Presenter: Chris Russo
Location: NCSU College of Textiles, 1020 Main Campus Dr., Room 2207 (https://trilug.org/meetings/)
Those of us who work (and play) in the open source software world tend to think of contributing back to open source software as something highly desirable to do. It's practically a given for most professionals that we should do it as users of open source software. Ideals of democracy, decentralization, volunteerism, and altruism are genuine motives for many of those who contribute to open source software.
In the best-case scenario, an open source project is comprised of a virtuous, reciprocal community in which participants donate their time to improve a tool that is freely available to all people. However, this scenario doesn't always sync with how open source really works in the wild.

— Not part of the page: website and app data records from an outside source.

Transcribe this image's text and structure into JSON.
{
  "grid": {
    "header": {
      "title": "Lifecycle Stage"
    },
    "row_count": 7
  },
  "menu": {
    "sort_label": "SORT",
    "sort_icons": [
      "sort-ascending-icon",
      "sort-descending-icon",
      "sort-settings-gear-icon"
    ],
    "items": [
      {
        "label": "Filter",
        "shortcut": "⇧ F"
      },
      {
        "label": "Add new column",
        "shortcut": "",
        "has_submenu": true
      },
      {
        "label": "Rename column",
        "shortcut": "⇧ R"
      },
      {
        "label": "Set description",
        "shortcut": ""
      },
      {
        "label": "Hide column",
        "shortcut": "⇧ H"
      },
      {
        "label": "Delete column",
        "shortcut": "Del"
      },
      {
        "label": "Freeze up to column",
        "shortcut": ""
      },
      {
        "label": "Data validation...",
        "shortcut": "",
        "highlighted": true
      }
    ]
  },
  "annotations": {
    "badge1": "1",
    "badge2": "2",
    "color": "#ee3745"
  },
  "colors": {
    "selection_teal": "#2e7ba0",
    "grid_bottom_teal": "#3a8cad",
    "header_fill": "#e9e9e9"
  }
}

And, what does it require to meaningfully contribute to open source projects? Should open source contribution be an expectation of organizations that use open source software and those who they employ?
As skilled, designers, project managers, engineers, et al, are open source contributions the most impactful way to spend our precious, valuable, voluntary time, or are there alternatives we should consider as individuals and organizations who benefit from using open source tools?
We'll use the Drupal open source community as a lens to explore the broader world of open source contributions and how volunteer individuals and commercial stakeholders fit in.
Spoiler alert: it's all gray, though strong opinions will be shared and expected to be challenged!.
Chris made his first foray into open source software development when he was 11-years old, creating a website on geocities.com (young people won't know what this is). He moved to the Triangle from Boston, MA in 2010 and shortly after that started a web consulting business AND a bicycle-powered organics recycling service called Tilthy Rich Composti. Rooted in his passion for the environment and justice (a skosh above his love to write in the third person), bicycles transcend much of Chris's professional and personal life. Whether it be a 4-month ride across the U.S.A in 2008i, biking from Boston to Washington to participate in civil disobedience at the White House to protest the Keystone XL Pipeline, leading a i100,000+ member bicycle/hospitality focused global nonprofiti through a challenging transition, or simply riding into the Savas Labs office in downtown Durham each day where he leads the team as the CEO, you're likely to find Chris on or near his bike. Wave to him; he's friendly. Chris constantly schemes on how to use his resources to be a force for positive change. He'd love and needs your help!